SIWA stands for Seoul International Women’s Association and it is a non-profit organisation which provides a home for members to make friends, feel part of a group and have the opportunity for enrichment and charity work. SIWA is unique as it has members from over 40 different countries so we have the chance to learn about other cultures and countries. For example, our International Culinary Exchange program lets us hear about a country’s particular culture while trying their delicious food!

I enjoy the monthly coffee mornings as a regular social gathering, while the recent enrichment class sign up was such a success for members sharing their skills with fellow members that we are already preparing for the January classes! Many enjoy our tours which are a fun way to explore the city and get tips from fellow Seoulites.


5. What are some of the challenges for SIWA, and steps taken to overcome those challenges?

I think the main challenge for SIWA, is the transient environment that much of the International community lives in. This is in some ways a blessing as we are always welcoming new faces bringing with them fresh ideas and contributions. On the other hand, we are often very sad to say goodbye to members and volunteers who become our friends. In fact, SIWA changes the board annually, which keeps a lively mix to the organisation. We overcome this as any organisation, by having procedures to ensure consistency and to keep our standards high. SIWA has the added benefit of being such a well established organisation and having a strong reputation that our events continue to be successful year after year.


6. What do you hope to accomplish with your tenure as president of SIWA?

Following the Bazaar, once the final count has been made of the wonderful funds raised, I will be focusing on our welfare committee and the contribution to be made to Korean Charities.


7. This SIWA Bazaar is one of the biggest events in the foreign community – but you’ve never been to one! Has this made it difficult to organize?

I feel I have brought ‘fresh eyes’ to the process, so perhaps questioned some areas that had been done that way ‘because it always has been’ and tweaked some areas. I have also had a strong mentor, Mrs. Bockhee Lee our VP Fundraising, who has guided me the entire way and shared many lively discussions with me. Bockhee has been with SIWA over 10 years and been a Bazaar Chair herself in 2012, so I have been in good hands.  In the SIWA archives there are records and photos for many pas Bazaars which has helped the picture in my mind of how the day will be.


8. What other challenges have you found with heading up a strictly volunteer organization?

This is my first experience outside of the Corporate world, and I am fascinated in the factors which motivate volunteers to be so dedicated and work so hard.
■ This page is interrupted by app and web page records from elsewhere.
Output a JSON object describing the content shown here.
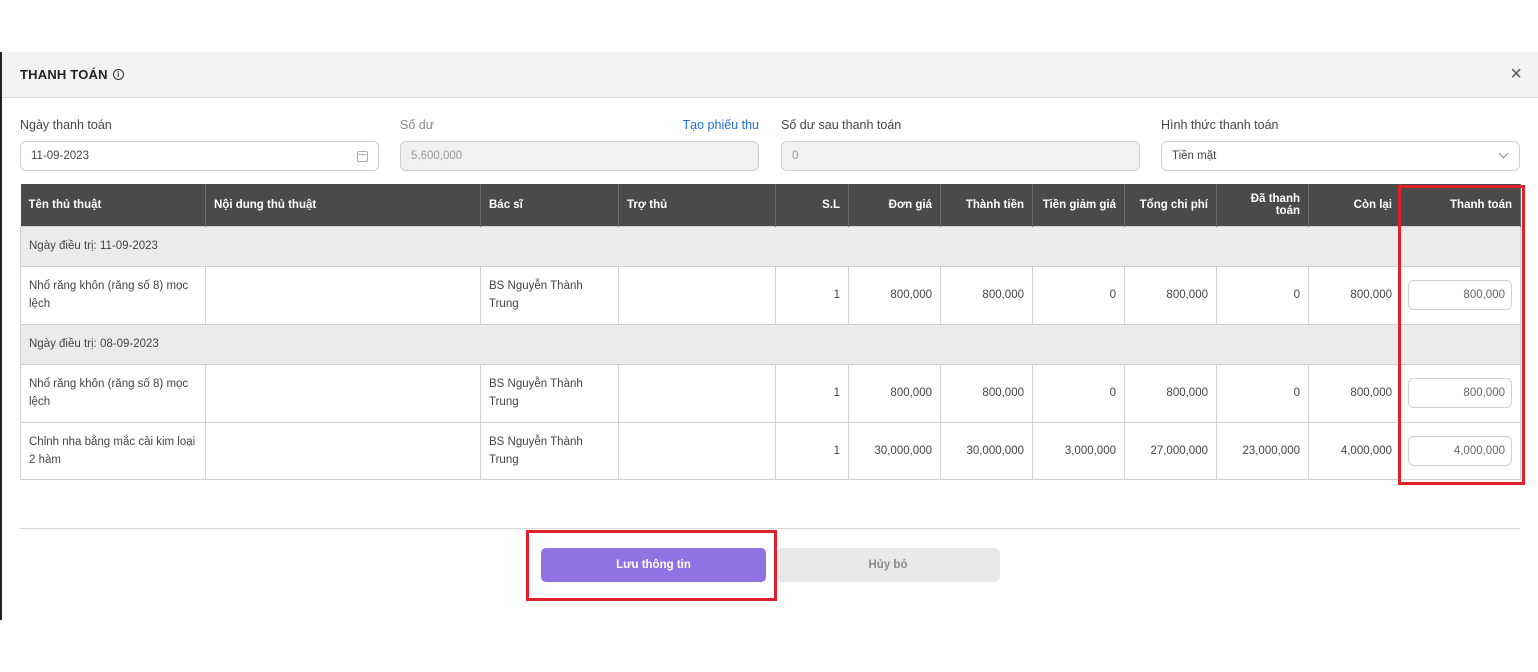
{
  "modal": {
    "title": "THANH TOÁN",
    "info_icon": "ⓘ",
    "close_icon": "×"
  },
  "form": {
    "payment_date": {
      "label": "Ngày thanh toán",
      "value": "11-09-2023"
    },
    "balance": {
      "label": "Số dư",
      "value": "5,600,000",
      "link": "Tạo phiếu thu"
    },
    "balance_after": {
      "label": "Số dư sau thanh toán",
      "value": "0"
    },
    "payment_method": {
      "label": "Hình thức thanh toán",
      "value": "Tiền mặt"
    }
  },
  "table": {
    "headers": [
      "Tên thủ thuật",
      "Nội dung thủ thuật",
      "Bác sĩ",
      "Trợ thủ",
      "S.L",
      "Đơn giá",
      "Thành tiền",
      "Tiền giảm giá",
      "Tổng chi phí",
      "Đã thanh toán",
      "Còn lại",
      "Thanh toán"
    ],
    "groups": [
      {
        "label": "Ngày điều trị: 11-09-2023",
        "rows": [
          {
            "name": "Nhổ răng khôn (răng số 8) mọc lệch",
            "content": "",
            "doctor": "BS Nguyễn Thành Trung",
            "assistant": "",
            "qty": "1",
            "unit_price": "800,000",
            "amount": "800,000",
            "discount": "0",
            "total": "800,000",
            "paid": "0",
            "remaining": "800,000",
            "payment": "800,000"
          }
        ]
      },
      {
        "label": "Ngày điều trị: 08-09-2023",
        "rows": [
          {
            "name": "Nhổ răng khôn (răng số 8) mọc lệch",
            "content": "",
            "doctor": "BS Nguyễn Thành Trung",
            "assistant": "",
            "qty": "1",
            "unit_price": "800,000",
            "amount": "800,000",
            "discount": "0",
            "total": "800,000",
            "paid": "0",
            "remaining": "800,000",
            "payment": "800,000"
          },
          {
            "name": "Chỉnh nha bằng mắc cài kim loại 2 hàm",
            "content": "",
            "doctor": "BS Nguyễn Thành Trung",
            "assistant": "",
            "qty": "1",
            "unit_price": "30,000,000",
            "amount": "30,000,000",
            "discount": "3,000,000",
            "total": "27,000,000",
            "paid": "23,000,000",
            "remaining": "4,000,000",
            "payment": "4,000,000"
          }
        ]
      }
    ]
  },
  "footer": {
    "save_label": "Lưu thông tin",
    "cancel_label": "Hủy bỏ"
  },
  "colors": {
    "header_bg": "#4a4a4a",
    "primary": "#8f73e3",
    "highlight": "#e0202a",
    "link": "#1e6fd9"
  }
}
For me, leading by example is first in my tool box – I literally roll up my sleeves and get stuck in. Next it has to be energy and enthusiasm for our task- this is not something than can be forged, so its a true testament of believing in a cause that makes us strive for excellence.

For me, the rewards of being in this voluntary organisation are higher in value than any salary, and from what I see of the quality of the contributions of my fellow SIWA ladies, I am not alone in feeling that. I am fulfilled and stimulated by the events we are producing and progress being made in a friendly and welcoming environment.


9. What are some of your hobbies or passions outside of your role as President of SIWA?

My passion has always been looking after horses and horse riding up until I moved out of my home town in Yorkshire 4 years ago. I was a keen equestrian and competed in many local showjumping events. Nowadays I keep my feet more on the floor, and have taken the opportunity to travel and explore different countries and cultures with my husband.


10. How can people get involved or contribute to SIWA?

Being involved can start as simply as participating as a member at any of our many events – book club, yours or coffee mornings. For those who are looking for more and to contribute, there are a variety of positions – temporary and project-focused committees (ie. the Bazaar, Gala or Enrichment Team) to ongoing board and supporting positions within standing committees such as Welfare, Treasurer, Hospitality, Tours or Administration.

Visit the SIWA homepage for more information on getting involved.